The eminent domain power is subjected to certain constitutional limits such as: The property acquired must be taken for a “public use;” The state must pay “just compensation” in exchange for the property; No person must be deprived of his/her property without due process of law..
Who pays for eminent domain?
In order to exercise the power of eminent domain, government agencies are required – by the Fifth Amendment to the U.S. Constitution – to pay just compensation to the affected property owners.
What is it called when the government takes your land?
Eminent domain entitles the government to take land for public use. Property owners are rarely successful in stopping governments from taking their property under eminent domain.
How deep do I own my land?
Laws vary from state to state, but typically, if you – or your great grandfather – bought your property before 1891, then you often own all the way down to the centre of the earth. But, crown land grants issued after 1891 are typically limited to approximately 15.24 metres below the surface.
What has been the most important and controversial eminent domain case in US history?
Since the 1954 Supreme Court ruling, eminent domain has been used to transfer property from one private owner to another private owner. … The most important and controversial eminent domain case in U.S. history was Kelo vs. New London, CT. New London won.
Can eminent domain take your house?
Under the United States and Texas Constitutions, the government has the right of eminent domain. That means government entities can seize private property for public use. The process by which this is done is called “condemnation.”
What would cause a house to be condemned?
Usually, a house is condemned because of repeated housing code violations over the safety of the building. A house may be abandoned for a certain amount of time and pose a safety risk. But not all properties become condemned because they were left vacant.
How much money do you get for eminent domain?
Most appraisers will break down the $75,000 amount into the components of just compensation (discussed in more detail below), including the portion attributable to the land taken, land improvements taken, residue damages or other damages.
What are some examples of eminent domain?
For example, eminent domain has been used to acquire land for building a shopping center, housing development, stadium, or arena. A person must receive a fair price for their property when the government uses eminent domain. This fair price is described in the Fifth Amendment as ‘just compensation.
Is it OK to never buy a house?
Unless you are extremely unlucky and buy into a collapsing real estate market, your home will go up in value over time and, in many markets, will do better than inflation. … Your home is not going to double in value in three years. That doesn’t mean that it won’t steadily increase in value in the future.
What is eminent domain and how does it work?
Eminent domain is the process through which the government takes private property for public use in exchange for “just compensation.” This is authorized through the Takings Clause of the Fifth Amendment of the U.S. constitution which states that no “private property [shall] be taken for public use, without just …

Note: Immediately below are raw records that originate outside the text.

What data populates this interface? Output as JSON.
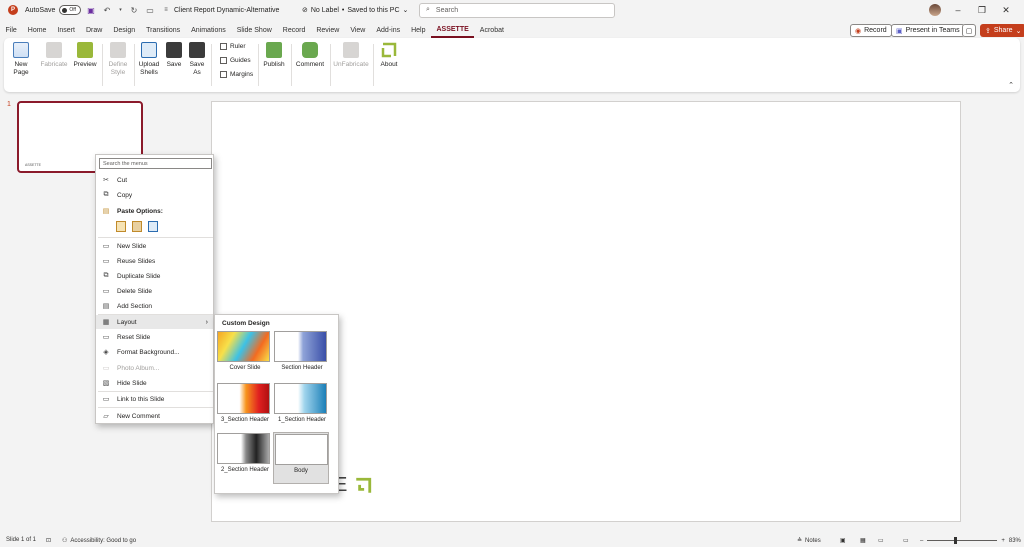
{
  "titlebar": {
    "autosave_label": "AutoSave",
    "autosave_state": "Off",
    "doc_title": "Client Report Dynamic-Alternative",
    "label_status": "No Label",
    "save_status": "Saved to this PC",
    "search_placeholder": "Search"
  },
  "tabs": [
    "File",
    "Home",
    "Insert",
    "Draw",
    "Design",
    "Transitions",
    "Animations",
    "Slide Show",
    "Record",
    "Review",
    "View",
    "Add-ins",
    "Help",
    "ASSETTE",
    "Acrobat"
  ],
  "active_tab": "ASSETTE",
  "tab_actions": {
    "record": "Record",
    "present": "Present in Teams",
    "share": "Share"
  },
  "ribbon": {
    "new_page": "New\nPage",
    "fabricate": "Fabricate",
    "preview": "Preview",
    "define_style": "Define\nStyle",
    "upload_shells": "Upload\nShells",
    "save": "Save",
    "save_as": "Save\nAs",
    "ruler": "Ruler",
    "guides": "Guides",
    "margins": "Margins",
    "publish": "Publish",
    "comment": "Comment",
    "unfabricate": "UnFabricate",
    "about": "About"
  },
  "thumbnail": {
    "number": "1",
    "brand": "ASSETTE"
  },
  "slide_logo_text": "E",
  "context_menu": {
    "search_placeholder": "Search the menus",
    "cut": "Cut",
    "copy": "Copy",
    "paste_options": "Paste Options:",
    "new_slide": "New Slide",
    "reuse_slides": "Reuse Slides",
    "duplicate_slide": "Duplicate Slide",
    "delete_slide": "Delete Slide",
    "add_section": "Add Section",
    "layout": "Layout",
    "reset_slide": "Reset Slide",
    "format_background": "Format Background...",
    "photo_album": "Photo Album...",
    "hide_slide": "Hide Slide",
    "link_to_slide": "Link to this Slide",
    "new_comment": "New Comment"
  },
  "layout_submenu": {
    "title": "Custom Design",
    "layouts": [
      "Cover Slide",
      "Section Header",
      "3_Section Header",
      "1_Section Header",
      "2_Section Header",
      "Body"
    ],
    "selected": "Body"
  },
  "statusbar": {
    "slide_count": "Slide 1 of 1",
    "accessibility": "Accessibility: Good to go",
    "notes": "Notes",
    "zoom": "83%",
    "zoom_percent": 83
  },
  "colors": {
    "accent": "#7a1020",
    "share": "#c43e1c",
    "assette_green": "#9ab83a"
  }
}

What does eminent domain mean?
Eminent domain is the power of the United States government, states, and municipalities to take private property for public use, following the payment of just compensation.
Do you ever really own your land?
Unless you have an allodial title to your property (which is practically nonexistent in the US), you don’t really own your home, even if you don’t have a mortgage since you have to pay property taxes. … Call it a mortgage payment, call it taxes, but you owe money and if you don’t pay you lose your property.
Can you beat eminent domain?
While state and federal government agencies have the power of eminent domain – to take private property for public use – that power is not unlimited. … While certain defenses challenge the condemnation outright, others focus on ensuring that you receive just compensation for the taking of your property.
Can a developer force you to sell?
So, what is eminent domain? Basically, the government can force the sale of private property in the name of public use. For example, if your house is next to a freeway that’s scheduled for widening, the government can force you to sell so long as you are paid fairly.
What happens if you refuse eminent domain?
Assuming you decline, the government will file an action in court to seize your property through eminent domain. Then, the court schedules an Order of Taking. This is a court hearing in which the government argues that it attempted to purchase your land for a fair price and is justified in seizing it for public use.
What is considered just compensation?
Just compensation refers to the compensation individuals receive when their property gets seized by the government for public use. … The government’s ability to take private property for public use is called eminent domain.
Who owns the moon?
The Outer Space Treaty means therefore that – no matter whose national flags are planted on the lunar surface – no nation can ‘own’ the Moon. As of 2019, 109 nations are bound by the Treaty, and another 23 have signed the agreement but have yet to be officially recognised.
Can the government forcibly take your property?
As early as 1910, the Supreme Court in US v. Toribio defined the power of eminent domain as “the right of a government to take and appropriate private property to public use, whenever the public exigency requires it, which can be done only on condition of providing a reasonable compensation therefor.”